The “New York Times” tried to downplay any suspicions around election software company Konnech. They wanted to portray any thoughts that there could be fraud in the 2020 election as all just “fake news” driven by conspiracy theories.
But one day after they wrote an article about this story, the CEO of the company, Eugene You, was taken into custody under suspicion of sending data about American poll workers to communist China.
It was on October 3 that The Times published an article written by Stuart Thompson titled, “How a Tiny Elections Company Became a Conspiracy Theory Target.” He claimed that “election deniers” were targeting Konnech, which is a Michigan election software firm with just 21 U.S. employees.
He wrote the people had made up a theory with what he called “threadbare evidence” that the company had connections with the Chinese Communist Party. He said that the idea that this company had given the Chinese government backdoor access to the personal data of around two million poll workers in the United States was simply false.
In fact, Thompson said the whole idea was ridiculous and anyone promoting that these claims were valid was simply an “election denier” who was spinning conspiracy theories.
Just one day later, on October 4, The Times published another article from Thompson titled, “Election Software Executive Arrested on Suspicion of Theft.” He wrote that Eugene Yu, the CEO of Konnech had been arrested for exactly what the “election deniers” had been promoting.
Talk about eating crow!
George Gascón, the Los Angeles County District Attorney, had this to say about the case, “Data breaches are an ongoing threat to our digital way of life.

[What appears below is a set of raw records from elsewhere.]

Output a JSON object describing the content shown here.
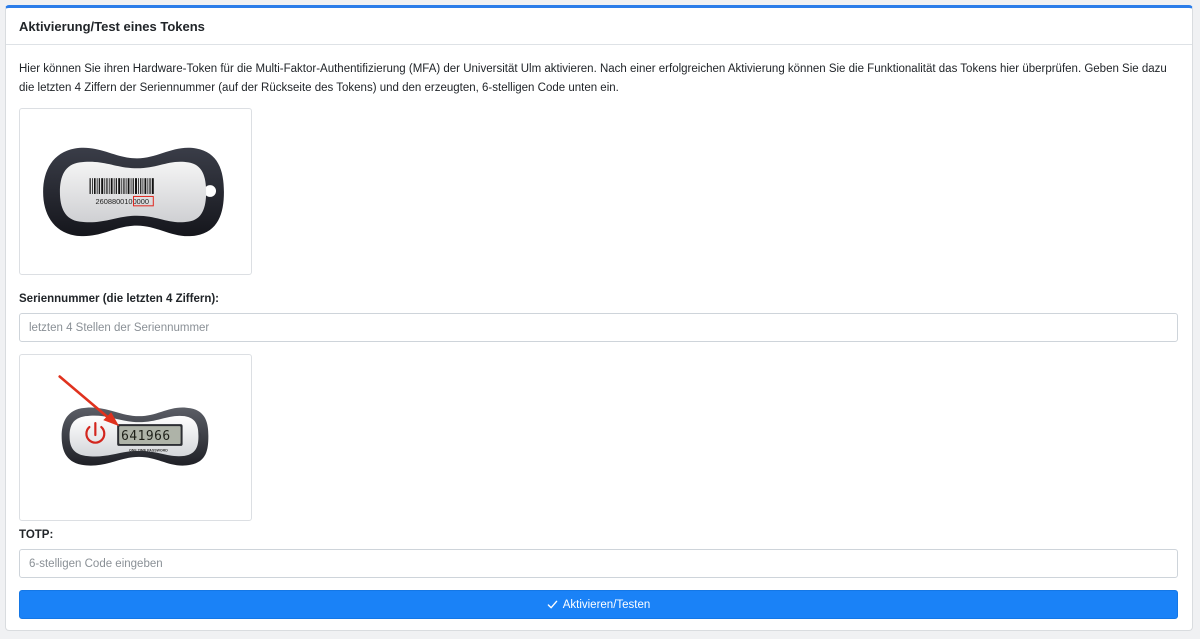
{
  "card": {
    "title": "Aktivierung/Test eines Tokens",
    "intro": "Hier können Sie ihren Hardware-Token für die Multi-Faktor-Authentifizierung (MFA) der Universität Ulm aktivieren. Nach einer erfolgreichen Aktivierung können Sie die Funktionalität das Tokens hier überprüfen. Geben Sie dazu die letzten 4 Ziffern der Seriennummer (auf der Rückseite des Tokens) und den erzeugten, 6-stelligen Code unten ein."
  },
  "serial_image": {
    "serial_prefix": "2608800",
    "serial_highlight": "0000",
    "serial_mid": "10",
    "icon": "token-back-image"
  },
  "serial_field": {
    "label": "Seriennummer (die letzten 4 Ziffern):",
    "placeholder": "letzten 4 Stellen der Seriennummer",
    "value": ""
  },
  "totp_image": {
    "display_code": "641966",
    "caption": "ONE TIME PASSWORD",
    "icon": "token-front-image"
  },
  "totp_field": {
    "label": "TOTP:",
    "placeholder": "6-stelligen Code eingeben",
    "value": ""
  },
  "submit": {
    "label": "Aktivieren/Testen",
    "icon": "check-icon"
  },
  "colors": {
    "accent": "#1a82f7",
    "header_border": "#2b7de9",
    "highlight_red": "#e0241b"
  }
}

When we entrust a company to hold our confidential data, they must be willing and able to protect our personal identifying information from theft. Otherwise, we are all victims.”

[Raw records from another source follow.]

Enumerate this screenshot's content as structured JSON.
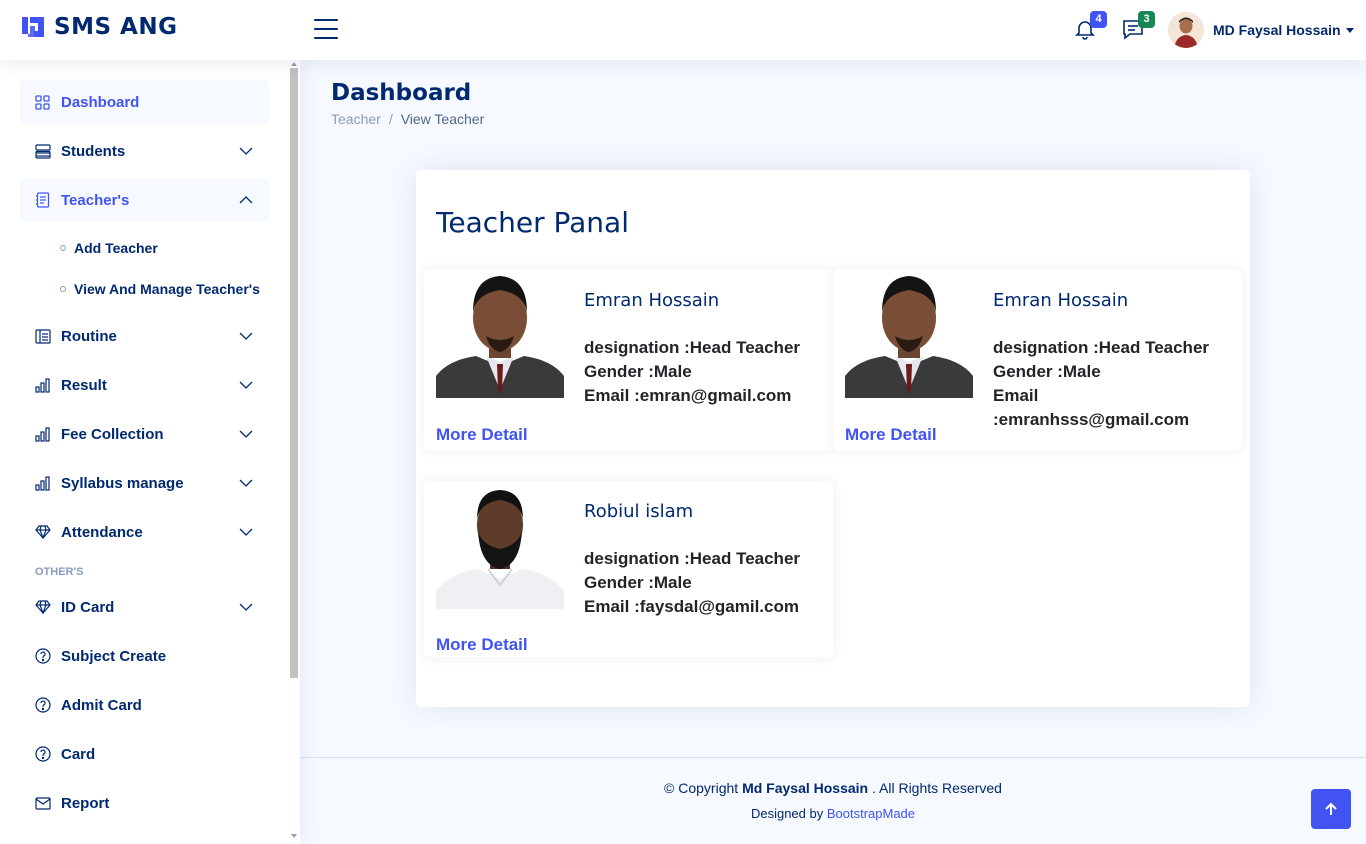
{
  "header": {
    "logo_text": "SMS ANG",
    "notifications_count": "4",
    "messages_count": "3",
    "profile_name": "MD Faysal Hossain"
  },
  "sidebar": {
    "items": [
      {
        "label": "Dashboard",
        "icon": "grid-icon"
      },
      {
        "label": "Students",
        "icon": "menu-button-icon"
      },
      {
        "label": "Teacher's",
        "icon": "journal-text-icon"
      },
      {
        "label": "Routine",
        "icon": "layout-text-icon"
      },
      {
        "label": "Result",
        "icon": "bar-chart-icon"
      },
      {
        "label": "Fee Collection",
        "icon": "bar-chart-icon"
      },
      {
        "label": "Syllabus manage",
        "icon": "bar-chart-icon"
      },
      {
        "label": "Attendance",
        "icon": "gem-icon"
      },
      {
        "label": "ID Card",
        "icon": "gem-icon"
      },
      {
        "label": "Subject Create",
        "icon": "question-circle-icon"
      },
      {
        "label": "Admit Card",
        "icon": "question-circle-icon"
      },
      {
        "label": "Card",
        "icon": "question-circle-icon"
      },
      {
        "label": "Report",
        "icon": "envelope-icon"
      }
    ],
    "sub_items": [
      "Add Teacher",
      "View And Manage Teacher's"
    ],
    "heading_others": "OTHER'S"
  },
  "page": {
    "title": "Dashboard",
    "breadcrumb": [
      "Teacher",
      "View Teacher"
    ]
  },
  "panel": {
    "title": "Teacher Panal",
    "more_label": "More Detail",
    "teachers": [
      {
        "name": "Emran Hossain",
        "designation": "designation :Head Teacher",
        "gender": "Gender :Male",
        "email": "Email :emran@gmail.com"
      },
      {
        "name": "Emran Hossain",
        "designation": "designation :Head Teacher",
        "gender": "Gender :Male",
        "email": "Email :emranhsss@gmail.com"
      },
      {
        "name": "Robiul islam",
        "designation": "designation :Head Teacher",
        "gender": "Gender :Male",
        "email": "Email :faysdal@gamil.com"
      }
    ]
  },
  "footer": {
    "copyright_prefix": "© Copyright ",
    "copyright_name": "Md Faysal Hossain",
    "copyright_suffix": " . All Rights Reserved",
    "designed_by": "Designed by ",
    "designer": "BootstrapMade"
  },
  "colors": {
    "primary": "#4154f1",
    "navy": "#012970",
    "background": "#f6f9ff"
  }
}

A spokesperson for Konnech denied any wrongdoing in the company and said that Yu was being wrongfully detained. They said that any poll worker data that the company had was given to them by L.A. County and therefore could not be stolen.
“We are continuing to ascertain the details of what we believe to be Mr. Yu’s wrongful detention by LA County authorities,” Konnech said in a statement.
LA District Attorney Believes Workers Personal Information Was Criminally Mishandled
But the Los Angeles County district attorney’s office said that it had reason to believe that the personal information on election workers was “criminally mishandled.” They want to extradite Yu from Michigan to Los Angeles.
Konnech is a small company based in East Lansing, Michigan. Back in 2020, the company won a five-year, $2.9 million contract with LA County for software to track election worker schedules, training, payroll, and communications. This is according to Dean C. Logan, the county registrar-recorder/county clerk.
The company was required to keep the information in the United States and only provide access to citizens and permanent residents. Instead, the company stored the data with information on 2 million poll workers on servers in the People’s Republic of China.
Eugene Yu, the arrested CEO of Konnech was born in China. He became the focus of so-called conspiracy theorists who aid the company had secret times to the Chinese Communist Party and they were supplying the Chinese government with poll workers’ information.
Yu received threats on his life and went into hiding, according to The New York Times. His company also had ties with Allen County, Indiana, and DeKalb County in Georgia, the Times said.
On its website, Konnech indicated that it currently has 32 clients in North America.
Some “fake news” just isn’t fake after all.